_Exercise input_

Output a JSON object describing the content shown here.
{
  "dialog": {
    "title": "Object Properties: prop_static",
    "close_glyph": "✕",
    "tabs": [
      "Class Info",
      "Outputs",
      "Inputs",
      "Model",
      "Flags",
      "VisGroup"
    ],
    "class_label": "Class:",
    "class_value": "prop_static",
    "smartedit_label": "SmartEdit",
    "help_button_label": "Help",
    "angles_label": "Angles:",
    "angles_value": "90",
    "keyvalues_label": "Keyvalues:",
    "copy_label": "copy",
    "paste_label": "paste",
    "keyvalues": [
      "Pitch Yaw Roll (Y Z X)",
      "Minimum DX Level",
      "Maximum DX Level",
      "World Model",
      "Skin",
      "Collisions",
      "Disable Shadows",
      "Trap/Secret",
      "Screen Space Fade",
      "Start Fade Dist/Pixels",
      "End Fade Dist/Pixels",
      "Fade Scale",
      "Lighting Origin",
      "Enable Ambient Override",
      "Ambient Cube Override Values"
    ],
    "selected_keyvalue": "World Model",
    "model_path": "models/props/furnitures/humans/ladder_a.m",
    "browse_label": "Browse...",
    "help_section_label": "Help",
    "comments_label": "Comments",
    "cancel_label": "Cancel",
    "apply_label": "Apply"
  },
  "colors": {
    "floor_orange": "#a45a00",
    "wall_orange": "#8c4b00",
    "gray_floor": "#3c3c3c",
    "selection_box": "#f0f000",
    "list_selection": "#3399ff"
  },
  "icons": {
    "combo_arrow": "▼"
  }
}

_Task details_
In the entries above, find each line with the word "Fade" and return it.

_Reply to the exercise_
      "Screen Space Fade",
      "Start Fade Dist/Pixels",
      "End Fade Dist/Pixels",
      "Fade Scale",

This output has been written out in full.